Well, the day that we landed was sunny enough. As it turned out, we only had one day of thunderstorm, and we were very thankful for that! However, not knowing how the next day was going to be, we maxed out our sun utilization, hitting Hanauma Bay and the swimming pools whenever we can.
On the day before the storm, we were treated to a dramatic sunset as we walked out to the Waikiki beach and around the marina area.
I'm amazed by the trees in Hawaii every time we're here. I just love the squiggly branches and the canopy they provide.
This was our first time staying at the Hilton Hawaiian Village Hotel. It must have been the biggest hotel complex in Waikiki. This was also our first time visiting without a rental car. Because the hotel was centrally located, we only need to Uber to Hanauma Bay. The hotel offered good amenities and the view from our hotel balcony wasn't too shabby, either.
Leica doesn't make it easy for someone to hold on to a camera year after years. With great restraint, I'm using shooting with the M9 after all these years. The sensor of the typ-240 didn't impress me enough to upgrade, which is ultimately the same reason I didn't go for the M-D, even though it hit all the right notes for me ergonomically. I'm afraid the M10 is just too much for me to resist with the ISO dial, thinner body, viewfinder upgrade, and wonderful new sensor. I will, however, be a little bit more stubborn and wait for the M-P version, making my M9 almost 10 years old when I do switch.
Why not wait for the M-D version? The real pull of the M-D version for me was the ISO dial on the back and never needing the LCD screen again. However, now with the dedicated ISO dial on top, I will have what I need and be able to see all my exposure settings by look down at the camera. I can just turn off previews, and reserve the right to use it when I need it. I would love to try to shoot with the WATE without the franken-finder and use the LCD screen liveview for focusing and composing. Also having the option to format SD cards in camera will be nice, which is not available with the M-D.

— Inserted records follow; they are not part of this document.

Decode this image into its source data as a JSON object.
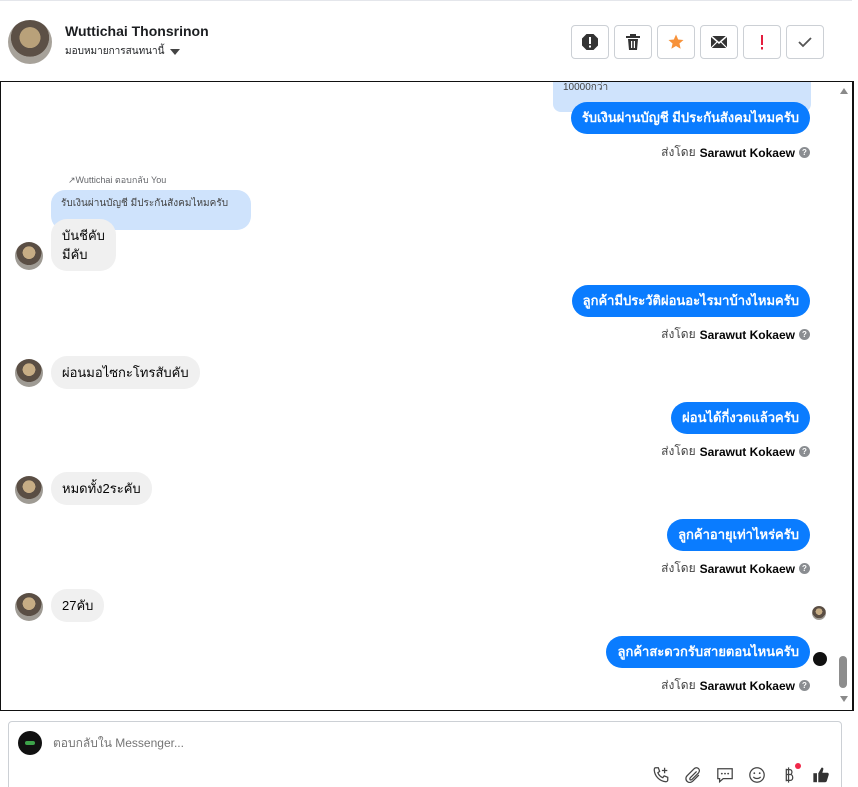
{
  "header": {
    "name": "Wuttichai Thonsrinon",
    "assign_label": "มอบหมายการสนทนานี้"
  },
  "actions": [
    {
      "icon": "spam-alert-icon"
    },
    {
      "icon": "trash-icon"
    },
    {
      "icon": "star-icon",
      "color": "#f7923a"
    },
    {
      "icon": "envelope-icon"
    },
    {
      "icon": "exclamation-icon",
      "color": "#e41e3f"
    },
    {
      "icon": "checkmark-icon"
    }
  ],
  "messages": {
    "top_cut_text": "10000กว่า",
    "m1": {
      "text": "รับเงินผ่านบัญชี มีประกันสังคมไหมครับ",
      "sent_by_prefix": "ส่งโดย",
      "sender": "Sarawut Kokaew"
    },
    "reply_note": "Wuttichai ตอบกลับ You",
    "quoted_text": "รับเงินผ่านบัญชี มีประกันสังคมไหมครับ",
    "in1_line1": "บันชีคับ",
    "in1_line2": "มีคับ",
    "m2": {
      "text": "ลูกค้ามีประวัติผ่อนอะไรมาบ้างไหมครับ",
      "sent_by_prefix": "ส่งโดย",
      "sender": "Sarawut Kokaew"
    },
    "in2": "ผ่อนมอไซกะโทรสับคับ",
    "m3": {
      "text": "ผ่อนได้กี่งวดแล้วครับ",
      "sent_by_prefix": "ส่งโดย",
      "sender": "Sarawut Kokaew"
    },
    "in3": "หมดทั้ง2ระคับ",
    "m4": {
      "text": "ลูกค้าอายุเท่าไหร่ครับ",
      "sent_by_prefix": "ส่งโดย",
      "sender": "Sarawut Kokaew"
    },
    "in4": "27คับ",
    "m5": {
      "text": "ลูกค้าสะดวกรับสายตอนไหนครับ",
      "sent_by_prefix": "ส่งโดย",
      "sender": "Sarawut Kokaew"
    }
  },
  "composer": {
    "placeholder": "ตอบกลับใน Messenger...",
    "tools": [
      "call-add-icon",
      "attachment-icon",
      "saved-reply-icon",
      "emoji-icon",
      "baht-payment-icon",
      "thumbs-up-icon"
    ]
  },
  "colors": {
    "outgoing_bubble": "#0a7cff",
    "incoming_bubble": "#f0f0f0",
    "quoted_bubble": "#cfe3fc"
  }
}
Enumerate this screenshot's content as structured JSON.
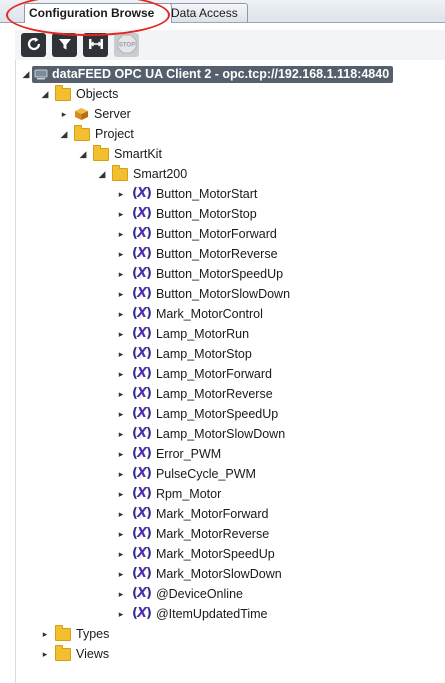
{
  "tabs": [
    {
      "label": "Configuration Browse",
      "active": true
    },
    {
      "label": "Data Access",
      "active": false
    }
  ],
  "toolbar": {
    "buttons": [
      {
        "icon": "refresh-icon",
        "enabled": true
      },
      {
        "icon": "filter-icon",
        "enabled": true
      },
      {
        "icon": "connect-icon",
        "enabled": true
      },
      {
        "icon": "stop-icon",
        "label": "STOP",
        "enabled": false
      }
    ]
  },
  "tree": {
    "root": {
      "label": "dataFEED OPC UA Client 2 - opc.tcp://192.168.1.118:4840",
      "icon": "server-connection-icon",
      "expanded": true
    },
    "objects": {
      "label": "Objects",
      "icon": "folder-icon",
      "expanded": true
    },
    "server": {
      "label": "Server",
      "icon": "package-icon",
      "expanded": false
    },
    "project": {
      "label": "Project",
      "icon": "folder-icon",
      "expanded": true
    },
    "smartkit": {
      "label": "SmartKit",
      "icon": "folder-icon",
      "expanded": true
    },
    "smart200": {
      "label": "Smart200",
      "icon": "folder-icon",
      "expanded": true
    },
    "variables": [
      "Button_MotorStart",
      "Button_MotorStop",
      "Button_MotorForward",
      "Button_MotorReverse",
      "Button_MotorSpeedUp",
      "Button_MotorSlowDown",
      "Mark_MotorControl",
      "Lamp_MotorRun",
      "Lamp_MotorStop",
      "Lamp_MotorForward",
      "Lamp_MotorReverse",
      "Lamp_MotorSpeedUp",
      "Lamp_MotorSlowDown",
      "Error_PWM",
      "PulseCycle_PWM",
      "Rpm_Motor",
      "Mark_MotorForward",
      "Mark_MotorReverse",
      "Mark_MotorSpeedUp",
      "Mark_MotorSlowDown",
      "@DeviceOnline",
      "@ItemUpdatedTime"
    ],
    "types": {
      "label": "Types",
      "icon": "folder-icon",
      "expanded": false
    },
    "views": {
      "label": "Views",
      "icon": "folder-icon",
      "expanded": false
    }
  },
  "colors": {
    "highlight_ring": "#e52424",
    "root_bar": "#55606c",
    "folder": "#f3bf2f",
    "variable_icon": "#2a2f8a"
  }
}
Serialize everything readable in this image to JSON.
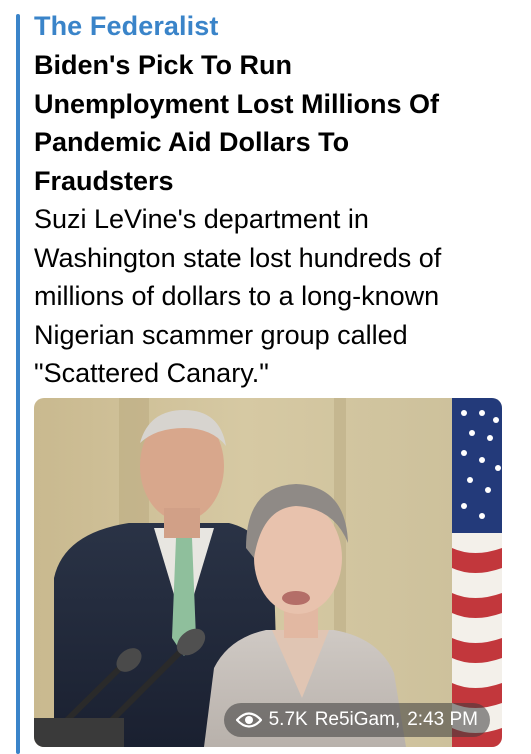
{
  "message": {
    "site_name": "The Federalist",
    "title": "Biden's Pick To Run Unemployment Lost Millions Of Pandemic Aid Dollars To Fraudsters",
    "description": "Suzi LeVine's department in Washington state lost hundreds of millions of dollars to a long-known Nigerian scammer group called \"Scattered Canary.\"",
    "views": "5.7K",
    "author": "Re5iGam",
    "time": "2:43 PM"
  },
  "colors": {
    "accent": "#3a84c9",
    "text": "#000000"
  },
  "icons": {
    "views": "eye-icon"
  }
}
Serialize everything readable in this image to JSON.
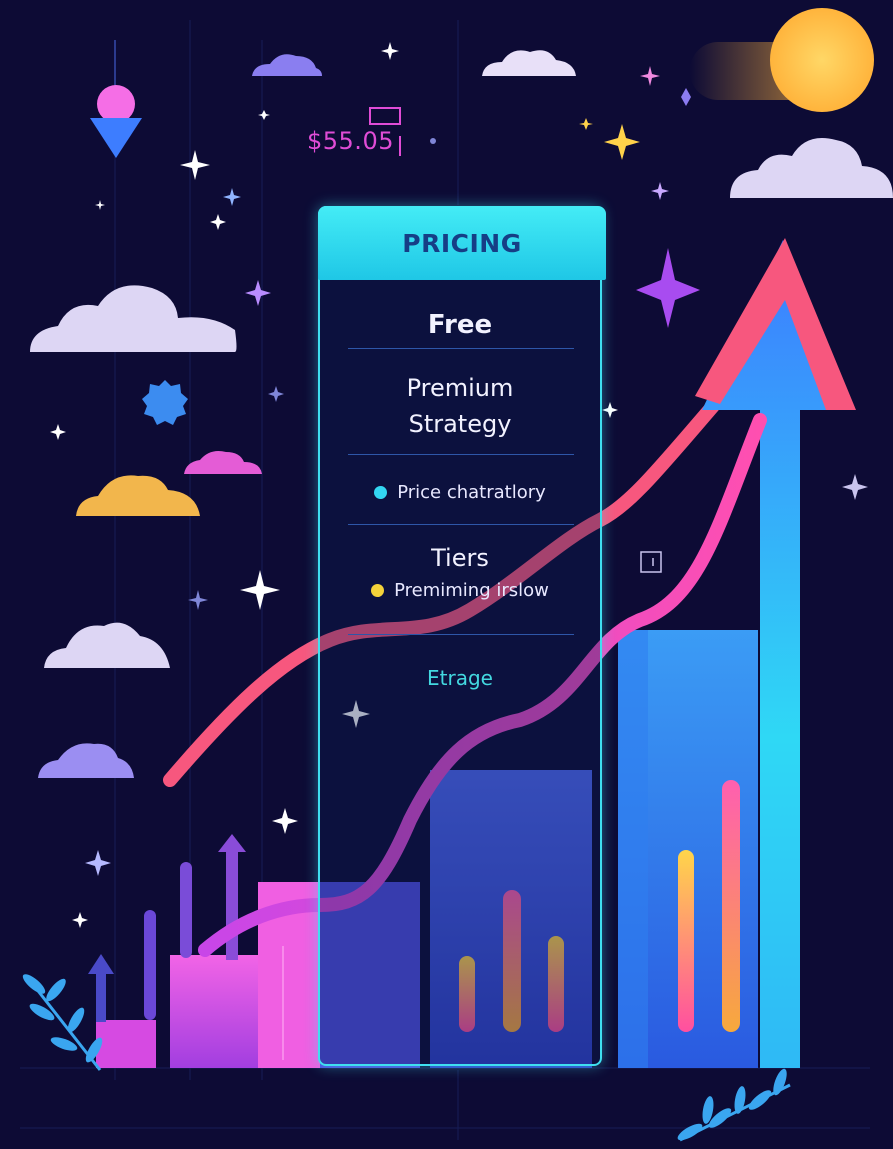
{
  "price_tag": "$55.05",
  "card": {
    "title": "PRICING",
    "items": [
      {
        "text": "Free"
      },
      {
        "text": "Premium\nStrategy"
      },
      {
        "text": "Price chatratlory",
        "dot_color": "#33d6f2"
      },
      {
        "text": "Tiers"
      },
      {
        "text": "Premiming irslow",
        "dot_color": "#f4d23a"
      },
      {
        "text": "Etrage"
      }
    ]
  },
  "colors": {
    "background": "#0d0b35",
    "card_border": "#3fe0f0",
    "accent_pink": "#ee4fd0",
    "accent_coral": "#f7577e",
    "sun": "#ffc64e"
  },
  "icons": [
    "sun-icon",
    "cloud-icon",
    "sparkle-icon",
    "map-pin-icon",
    "growth-arrow-icon",
    "leaf-icon",
    "gear-icon"
  ]
}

So, I've successfully punt the camera purchase decision down another 1 or 2 years, and my wallet will thank me for that.
Jessica needed some photos of herself, so we hanged some sheets for backdrop and setup a single light for a quick portrait session. A bit awkward for both of us... since she's not used to modeling and I'm not used to shooting studio portraits. But we pushed through and came out with some nice shots and a bit more experience for both of us :)
We have not been back to the Silver Saddle Ranch since our first visit 2 years ago. This weekend, we decided to visit it again to celebrate a friend's birthday. It felt as if time has stood still in California City. We were hoping to see more development around the ranch, but I guess things progress much slower in the desert.
Lately, I've been doing less photography, and when I shoot, I use mainly just the 50'Lux. For the complete set, you may [CLICK HERE].
Happy birthday to my little one... We invited all the family for a nice surf and turf dinner. With the older cousins going off to college and military, it'll be harder and harder to get everyone back together for group photos in the future.
... and don't forget, a "funny face" photo! Processed with VSCO Film "S - Fuji FP-100c Cool ++" preset.
We had a brief visit to the Little Saigon night market the past weekend. There were lots of people, lots of food stands, just too bad that we already had dinner right before. I saw some people were playing Pokemon Go... *shakes head* *sigh*
My Journey into Leica...
A path not to be taken lightly, not without reservations, and not without dedication, but the results can be sweet, OH SO SWEET! This is a documentation of my trials and tribulations into the world of Leica Rangefinder Photography, and I hope you'll enjoy coming along with me.